— Do you think they just didn’t manage to get there in time?

— Of course. Geremeyev managed to reach Chechnya [in time], so he was not detained, but the others did not. That’s the whole story. They, in fact, were also flying there, only they didn’t fly directly to Chechnya, but they flew to a neighboring republic (Ingushetia), where they were detained. Had they flown directly to Grozny, they would have had time to escape to Grozny.

— And you think there would be no case (if they had made it there)?

— There would be a case, but the big question would be who would have ended up on trial.

— What happened to the opposition after the death of Nemtsov?

— The opposition experienced a rather serious crisis because Nemtsov was, as I said, a game-changing figure. This is a man who could do everything. Nemtsov’s uniqueness was that, on one hand, he had vast experience in public administration; he was a man who had held almost all possible positions in government. On the other hand, he was a genuine street leader of the opposition. He published reports, made public speeches, and could organize and lead rallies and marches. This was what made him unique: He knew how to do everything. And, at the same time, he was absolutely a team-player who could reconcile with and find a compromise between different parts of the opposition.

Therefore, after the murder of Nemtsov, a vacuum formed that was very difficult to fill. There was no one like that who could just come and become the new Nemtsov. There wasn’t such a person.

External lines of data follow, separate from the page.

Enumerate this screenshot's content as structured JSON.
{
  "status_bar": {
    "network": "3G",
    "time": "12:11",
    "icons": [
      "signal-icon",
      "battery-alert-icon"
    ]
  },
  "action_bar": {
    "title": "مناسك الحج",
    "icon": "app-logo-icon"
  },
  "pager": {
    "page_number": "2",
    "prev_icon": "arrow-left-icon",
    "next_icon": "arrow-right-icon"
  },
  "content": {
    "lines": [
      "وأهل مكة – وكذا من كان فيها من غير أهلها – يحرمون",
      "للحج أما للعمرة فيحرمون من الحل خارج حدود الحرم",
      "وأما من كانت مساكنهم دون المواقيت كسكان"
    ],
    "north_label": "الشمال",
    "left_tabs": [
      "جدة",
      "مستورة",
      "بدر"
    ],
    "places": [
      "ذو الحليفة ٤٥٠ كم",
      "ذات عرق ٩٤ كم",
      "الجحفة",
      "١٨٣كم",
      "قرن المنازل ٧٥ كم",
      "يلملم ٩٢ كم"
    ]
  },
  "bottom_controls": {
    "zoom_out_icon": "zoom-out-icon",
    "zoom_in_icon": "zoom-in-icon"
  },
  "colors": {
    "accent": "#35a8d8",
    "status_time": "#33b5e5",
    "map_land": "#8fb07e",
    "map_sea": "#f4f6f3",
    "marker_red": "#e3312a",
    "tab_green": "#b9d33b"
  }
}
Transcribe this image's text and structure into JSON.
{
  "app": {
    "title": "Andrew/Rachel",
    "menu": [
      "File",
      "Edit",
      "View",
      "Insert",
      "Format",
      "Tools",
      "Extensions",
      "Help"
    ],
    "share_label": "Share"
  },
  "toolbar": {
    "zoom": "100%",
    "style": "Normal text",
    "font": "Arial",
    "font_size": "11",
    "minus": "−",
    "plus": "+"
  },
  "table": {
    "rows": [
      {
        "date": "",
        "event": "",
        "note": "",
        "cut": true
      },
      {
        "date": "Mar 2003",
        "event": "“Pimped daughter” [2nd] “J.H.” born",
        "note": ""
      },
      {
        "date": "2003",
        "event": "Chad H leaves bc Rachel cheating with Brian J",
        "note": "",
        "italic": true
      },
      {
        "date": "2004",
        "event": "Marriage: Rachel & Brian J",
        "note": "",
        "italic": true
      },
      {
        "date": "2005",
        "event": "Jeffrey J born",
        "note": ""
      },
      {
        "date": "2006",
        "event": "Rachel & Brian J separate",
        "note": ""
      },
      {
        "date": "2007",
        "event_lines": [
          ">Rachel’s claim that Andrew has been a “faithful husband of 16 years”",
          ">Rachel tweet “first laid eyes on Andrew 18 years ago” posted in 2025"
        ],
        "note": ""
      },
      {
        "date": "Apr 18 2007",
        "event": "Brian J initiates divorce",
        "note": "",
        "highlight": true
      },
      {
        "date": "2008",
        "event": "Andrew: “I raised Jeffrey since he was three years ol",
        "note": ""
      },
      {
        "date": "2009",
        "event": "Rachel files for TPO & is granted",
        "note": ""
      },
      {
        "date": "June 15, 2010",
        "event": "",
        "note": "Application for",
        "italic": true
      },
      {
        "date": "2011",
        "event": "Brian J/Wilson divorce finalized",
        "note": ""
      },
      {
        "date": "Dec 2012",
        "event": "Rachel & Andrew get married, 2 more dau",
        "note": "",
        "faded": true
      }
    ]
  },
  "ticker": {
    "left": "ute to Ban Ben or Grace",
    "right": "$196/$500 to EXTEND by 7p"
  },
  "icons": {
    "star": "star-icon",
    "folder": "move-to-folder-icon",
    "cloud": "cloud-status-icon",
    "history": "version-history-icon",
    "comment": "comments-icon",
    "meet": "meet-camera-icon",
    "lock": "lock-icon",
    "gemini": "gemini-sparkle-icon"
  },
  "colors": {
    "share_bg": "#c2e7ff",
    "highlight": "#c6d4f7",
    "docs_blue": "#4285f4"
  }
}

But the opposition survived this crisis and, it seems to me, that now the opposition has become stronger than several years ago. Some new channels of communication and some new structures have appeared. But this was a difficult growth, and the murder of Nemtsov, of course, on one hand, brought some parts of the opposition together and mobilized some people, but, on the other hand, it had a depressing effect on many people. I know many people who left (the country) after Nemtsov’s murder, including people whom I personally know. There’s no person who could become the new Nemtsov. No. Nemtsov was Nemtsov, and there won’t be a new Nemtsov. He was the way he was, and an absolutely unique person.